Successful marketing depends partly on the ability of a company to manage its marketing programs within its social environment. Social environmental forces are those forces that involve attitudes and shared beliefs of the population. Marketing managers are increasingly finding their tasks hard due to the fact that consumer values, lifestyles and beliefs are changing much more rapidly than they used to. For example, gender roles have been reversed, as indicated by the rising number of men who shop for groceries.
Demographics involve the study of population factors such as the percentage of the population who are of a given occupation, gender or race. This is besides general factors such as population density, size of population and location. Demographic changes can have adverse effects on marketing efforts of companies: the declining birth rate in most Western countries, the U.S. included, has an obvious effect on sales of baby products. Changes in age, ethnic and gender composition can also influence the demand for certain products within a given area.
Many people are now working longer hours than before -- almost 50 hours a week compared to just over 40 hours several decades ago. This has resulted in limited available free time for shopping and leisure activities. Time-short people seek to gain or maximize their free time. From a marketing standpoint, this means that many people, especially two-income households, with more income but less time are more willing to pay for convenience. Thus, you should market products that help consumers save time or make full use of it. One example is the yogurt drink, Nouriche, which allows consumers to multitask by driving and eating at the same time.
Shifting Gender Roles
For reasons such as the rising number of two-income families, male-female roles related to families, jobs, recreation and buying behavior have changed significantly. For example, a growing number of “house husbands” are staying at home and taking primary responsibility for child care and homemaking while their wives work full time. Employed women are also seeking a better balance between work and family. This makes them opt for time-saving products such as prepared and frozen foods and more efficient appliances and cleaning products.
Consumers are increasingly becoming conscious of environmental conservation. Savvy marketers have responded to these rising levels of consumers’ environmental consciousness with products that highlight this fact. One notable example is the development of hydrogen and electric-powered vehicles by motor companies such as Tesla and Honda. Such vehicles release non-toxic waste to the environment such as water.

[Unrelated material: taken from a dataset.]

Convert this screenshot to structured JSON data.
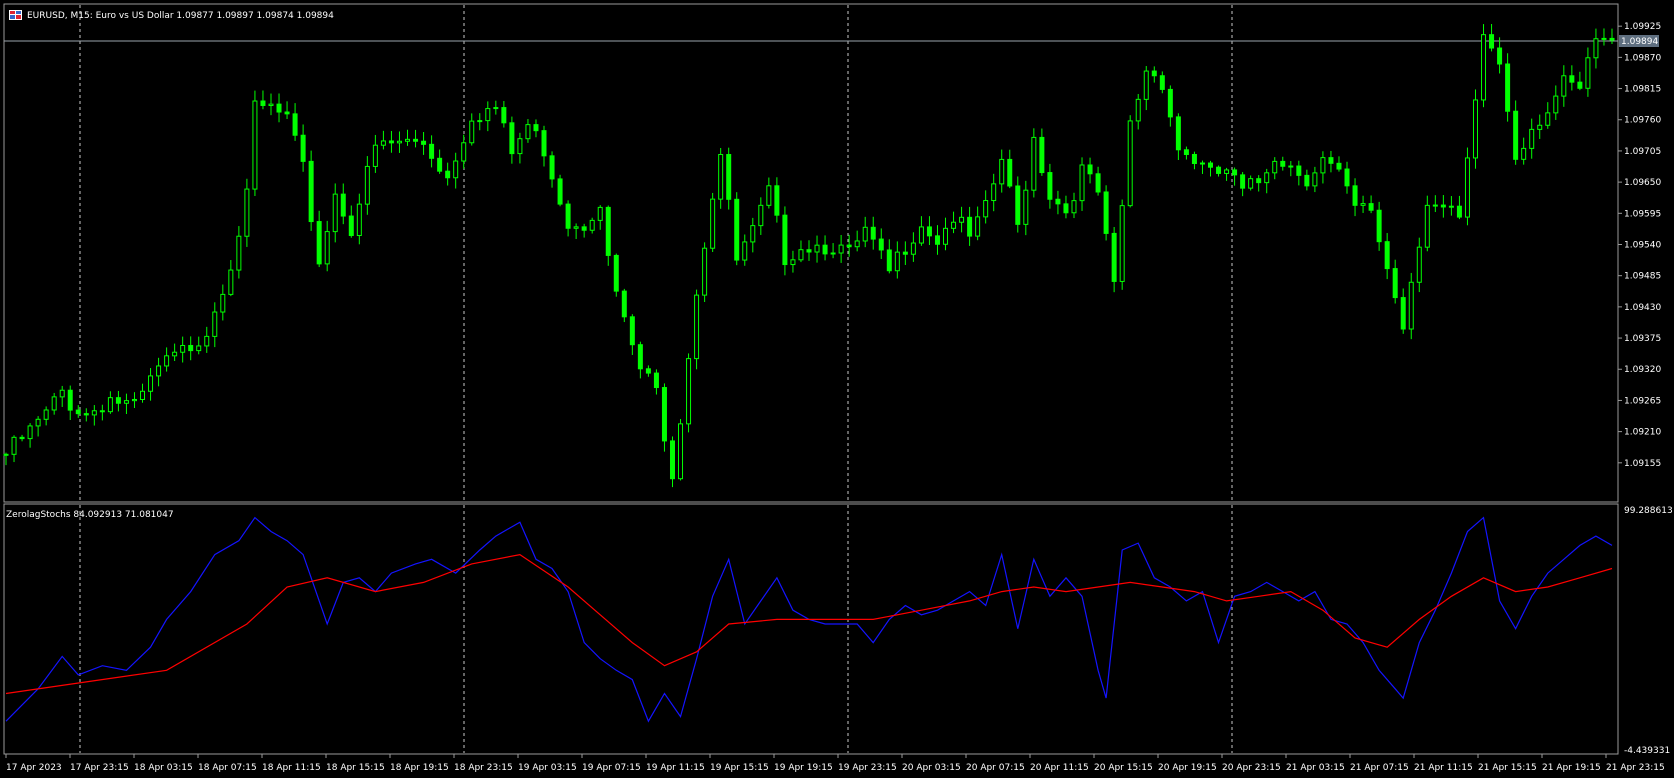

- “Essentials of Marketing, 4th Edition”; Jim Blythe; 2008
- “Marketing, 4th Edition”; Bruce J. Walker, et al.; 2007
- Comstock/Comstock/Getty Images